Going to the dentist was always a bit of a thrill for me. I'm not quite sure if it was my mother's promise to pay me $5 for each cavity free visit or the awesome toys my dentist kept in the waiting room that led to my initial love of dentistry, but one thing is for sure. My early love of dentistry has helped me to maintain a healthy and beautiful smile throughout my entire life. I am convinced that the more we know about dentistry and how it can impact our lives, the more likely we will be to develop good oral hygiene habits. That is why I have decided to start this blog so that everyone can have access to the latest information in the world of dentistry.


Applications To Replace Lost Teeth And Preserve Your Chewing Abilities

Losing one or more teeth can make it difficult for you to feel good about your appearance. In addition, depending on the location and number of the lost teeth, the loss can affect your ability to chew your food effectively. 

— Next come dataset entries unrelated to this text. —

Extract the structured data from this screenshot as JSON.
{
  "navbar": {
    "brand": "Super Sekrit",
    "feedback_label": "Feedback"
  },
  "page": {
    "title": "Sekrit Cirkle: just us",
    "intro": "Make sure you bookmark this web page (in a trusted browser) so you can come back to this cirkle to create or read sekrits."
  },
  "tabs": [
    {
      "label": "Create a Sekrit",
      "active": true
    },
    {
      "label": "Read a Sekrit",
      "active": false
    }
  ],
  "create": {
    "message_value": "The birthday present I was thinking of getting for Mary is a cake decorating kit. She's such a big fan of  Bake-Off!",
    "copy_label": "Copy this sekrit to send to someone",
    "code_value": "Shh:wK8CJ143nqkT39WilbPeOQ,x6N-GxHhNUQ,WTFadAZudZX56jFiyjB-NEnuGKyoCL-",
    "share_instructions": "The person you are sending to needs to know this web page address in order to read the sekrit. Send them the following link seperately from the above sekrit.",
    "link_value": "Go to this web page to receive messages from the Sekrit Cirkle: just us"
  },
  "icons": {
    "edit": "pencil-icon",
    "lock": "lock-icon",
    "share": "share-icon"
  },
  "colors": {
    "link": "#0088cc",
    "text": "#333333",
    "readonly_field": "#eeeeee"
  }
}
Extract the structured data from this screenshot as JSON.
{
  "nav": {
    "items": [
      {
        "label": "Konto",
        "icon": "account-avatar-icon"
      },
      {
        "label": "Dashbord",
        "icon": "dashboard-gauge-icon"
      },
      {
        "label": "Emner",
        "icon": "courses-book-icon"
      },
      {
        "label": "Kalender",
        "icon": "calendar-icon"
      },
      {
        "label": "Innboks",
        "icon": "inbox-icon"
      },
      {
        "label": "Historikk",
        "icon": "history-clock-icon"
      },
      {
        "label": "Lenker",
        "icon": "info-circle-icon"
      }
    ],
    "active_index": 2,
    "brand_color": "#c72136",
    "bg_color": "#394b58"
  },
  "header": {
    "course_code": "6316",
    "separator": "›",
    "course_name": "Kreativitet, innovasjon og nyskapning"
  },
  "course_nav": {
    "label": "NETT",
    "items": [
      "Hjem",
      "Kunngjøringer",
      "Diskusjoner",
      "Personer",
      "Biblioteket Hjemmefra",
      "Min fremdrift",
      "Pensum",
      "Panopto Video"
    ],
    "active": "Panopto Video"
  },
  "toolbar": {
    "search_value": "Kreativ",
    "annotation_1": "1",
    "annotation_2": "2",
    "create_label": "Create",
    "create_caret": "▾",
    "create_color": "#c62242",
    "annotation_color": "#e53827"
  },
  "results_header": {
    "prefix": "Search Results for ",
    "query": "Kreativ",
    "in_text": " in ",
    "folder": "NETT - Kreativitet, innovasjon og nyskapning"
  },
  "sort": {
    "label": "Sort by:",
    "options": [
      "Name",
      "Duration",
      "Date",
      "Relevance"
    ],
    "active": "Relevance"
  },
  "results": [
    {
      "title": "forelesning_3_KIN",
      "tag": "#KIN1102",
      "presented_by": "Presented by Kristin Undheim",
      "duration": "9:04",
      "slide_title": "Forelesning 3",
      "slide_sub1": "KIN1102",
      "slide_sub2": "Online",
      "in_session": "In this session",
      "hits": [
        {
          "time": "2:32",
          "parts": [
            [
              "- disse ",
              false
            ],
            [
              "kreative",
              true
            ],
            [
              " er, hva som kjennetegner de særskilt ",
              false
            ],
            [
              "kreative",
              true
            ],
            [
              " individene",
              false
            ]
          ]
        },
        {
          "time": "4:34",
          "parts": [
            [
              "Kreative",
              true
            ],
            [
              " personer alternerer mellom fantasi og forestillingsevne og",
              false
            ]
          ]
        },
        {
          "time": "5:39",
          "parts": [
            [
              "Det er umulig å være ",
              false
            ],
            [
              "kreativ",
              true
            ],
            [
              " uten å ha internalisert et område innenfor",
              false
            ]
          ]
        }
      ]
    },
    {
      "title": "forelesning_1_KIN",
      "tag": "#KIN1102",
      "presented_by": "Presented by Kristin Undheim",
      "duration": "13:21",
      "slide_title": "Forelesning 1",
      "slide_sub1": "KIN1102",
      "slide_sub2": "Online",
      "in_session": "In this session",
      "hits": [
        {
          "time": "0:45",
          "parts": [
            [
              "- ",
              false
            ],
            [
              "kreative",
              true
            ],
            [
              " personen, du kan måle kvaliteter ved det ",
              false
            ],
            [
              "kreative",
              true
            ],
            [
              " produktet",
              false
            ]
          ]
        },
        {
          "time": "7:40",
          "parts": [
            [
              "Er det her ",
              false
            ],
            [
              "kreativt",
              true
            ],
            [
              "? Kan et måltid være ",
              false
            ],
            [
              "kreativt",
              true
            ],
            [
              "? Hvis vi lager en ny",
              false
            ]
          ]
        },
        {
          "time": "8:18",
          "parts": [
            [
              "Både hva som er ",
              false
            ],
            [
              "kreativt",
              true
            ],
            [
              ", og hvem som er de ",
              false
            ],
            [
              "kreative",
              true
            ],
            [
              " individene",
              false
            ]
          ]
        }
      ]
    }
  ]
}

Still, missing teeth do not have to negatively affect your appearance or your digestive process. There are multiple dental applications available to replace lost teeth and preserve your chewing abilities. Here are a few of them:

Dental Implants

A dental implant is a titanium rod or screw that is used to replace the root of a lost tooth. The implant can be fitted with an abutment and a dental crown to fully restore a single tooth, or it may be used to stabilize other restorative appliances, such as implant-supported dentures.

A dental implant is often considered the most natural of tooth-replacement devices. Not only does it rest in the jawbone as a natural tooth root would, but it also offers the same chewing ability and stabilization as a natural tooth. 

A dental implant even transfers bone-stimulating pressure to protect the density of the jawbone. When a natural tooth is used to chew or bite, the pressure of the bite force is transferred from the tooth to the bone of the jaw. There, the force stimulates the bone to produce additional bone cells, which maintains the density of the jawbone. 

Fixed Dental Bridges

Some tooth-replacement appliances, such as a traditional denture, can look great in the mouth. However, as a standalone device, it may not remain stable enough to withstand the bite pressure associated with chewing a large variety of foods. Many people with traditional dentures complain that the device slips about in the mouth. Even denture adhesive may not be sufficient to hold the appliance in place. As a result, a fixed dental bridge may be preferred.

A fixed dental bridge is held in the mouth by the appliance's connection to dental implants or natural teeth. The bridge includes a dental crown on each side of the appliance. Each crown connects to an implant or abutment tooth. This connection holds the dental bridge firmly in place. As a result, the bridge can withstand the same bite pressure as the supporting dental implants or natural teeth.

Also, the false teeth and crowns of a dental bridge can be matched to the color of the patient's other teeth. Thus, the bridge looks completely natural in the mouth. 

If you have one or more lost teeth, schedule a consultation with a dentist in your local area or click here